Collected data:
○ ○ ○ ○

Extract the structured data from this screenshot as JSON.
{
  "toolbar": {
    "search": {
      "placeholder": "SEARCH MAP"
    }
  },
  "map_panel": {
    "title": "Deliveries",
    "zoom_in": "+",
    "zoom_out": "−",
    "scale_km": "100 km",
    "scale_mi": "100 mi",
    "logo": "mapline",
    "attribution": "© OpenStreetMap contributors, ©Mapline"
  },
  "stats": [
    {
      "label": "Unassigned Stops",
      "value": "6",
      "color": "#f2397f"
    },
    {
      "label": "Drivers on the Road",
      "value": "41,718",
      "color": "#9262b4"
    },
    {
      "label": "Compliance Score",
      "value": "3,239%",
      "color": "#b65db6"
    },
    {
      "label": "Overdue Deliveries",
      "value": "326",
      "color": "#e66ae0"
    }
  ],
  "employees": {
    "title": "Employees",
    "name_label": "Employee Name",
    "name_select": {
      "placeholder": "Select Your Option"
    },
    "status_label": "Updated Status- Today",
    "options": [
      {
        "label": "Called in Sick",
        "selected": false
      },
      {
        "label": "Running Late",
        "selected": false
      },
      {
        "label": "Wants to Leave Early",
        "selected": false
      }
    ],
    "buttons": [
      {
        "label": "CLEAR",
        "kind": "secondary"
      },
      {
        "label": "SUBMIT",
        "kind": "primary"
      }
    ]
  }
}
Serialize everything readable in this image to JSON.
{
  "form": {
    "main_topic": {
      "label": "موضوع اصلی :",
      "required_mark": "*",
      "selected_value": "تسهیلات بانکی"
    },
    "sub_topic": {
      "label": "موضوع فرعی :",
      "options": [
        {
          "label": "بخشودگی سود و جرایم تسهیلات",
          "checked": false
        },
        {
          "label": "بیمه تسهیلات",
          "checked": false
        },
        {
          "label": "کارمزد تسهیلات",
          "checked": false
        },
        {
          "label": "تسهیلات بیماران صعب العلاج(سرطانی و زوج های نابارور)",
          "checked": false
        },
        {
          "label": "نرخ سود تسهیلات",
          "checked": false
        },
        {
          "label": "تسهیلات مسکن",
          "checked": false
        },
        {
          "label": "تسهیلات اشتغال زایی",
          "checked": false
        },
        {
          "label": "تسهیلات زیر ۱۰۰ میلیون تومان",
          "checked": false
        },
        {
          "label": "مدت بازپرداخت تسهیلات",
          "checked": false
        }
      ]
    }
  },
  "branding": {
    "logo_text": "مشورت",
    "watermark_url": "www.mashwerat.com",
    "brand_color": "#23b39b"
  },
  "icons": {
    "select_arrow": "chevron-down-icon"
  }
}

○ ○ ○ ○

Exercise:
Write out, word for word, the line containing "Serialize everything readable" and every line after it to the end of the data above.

Task response:
Serialize everything readable in this image to JSON.
{
  "form": {
    "main_topic": {
      "label": "موضوع اصلی :",
      "required_mark": "*",
      "selected_value": "تسهیلات بانکی"
    },
    "sub_topic": {
      "label": "موضوع فرعی :",
      "options": [
        {
          "label": "بخشودگی سود و جرایم تسهیلات",
          "checked": false
        },
        {
          "label": "بیمه تسهیلات",
          "checked": false
        },
        {
          "label": "کارمزد تسهیلات",
          "checked": false
        },
        {
          "label": "تسهیلات بیماران صعب العلاج(سرطانی و زوج های نابارور)",
          "checked": false
        },
        {
          "label": "نرخ سود تسهیلات",
          "checked": false
        },
        {
          "label": "تسهیلات مسکن",
          "checked": false
        },
        {
          "label": "تسهیلات اشتغال زایی",
          "checked": false
        },
        {
          "label": "تسهیلات زیر ۱۰۰ میلیون تومان",
          "checked": false
        },
        {
          "label": "مدت بازپرداخت تسهیلات",
          "checked": false
        }
      ]
    }
  },
  "branding": {
    "logo_text": "مشورت",
    "watermark_url": "www.mashwerat.com",
    "brand_color": "#23b39b"
  },
  "icons": {
    "select_arrow": "chevron-down-icon"
  }
}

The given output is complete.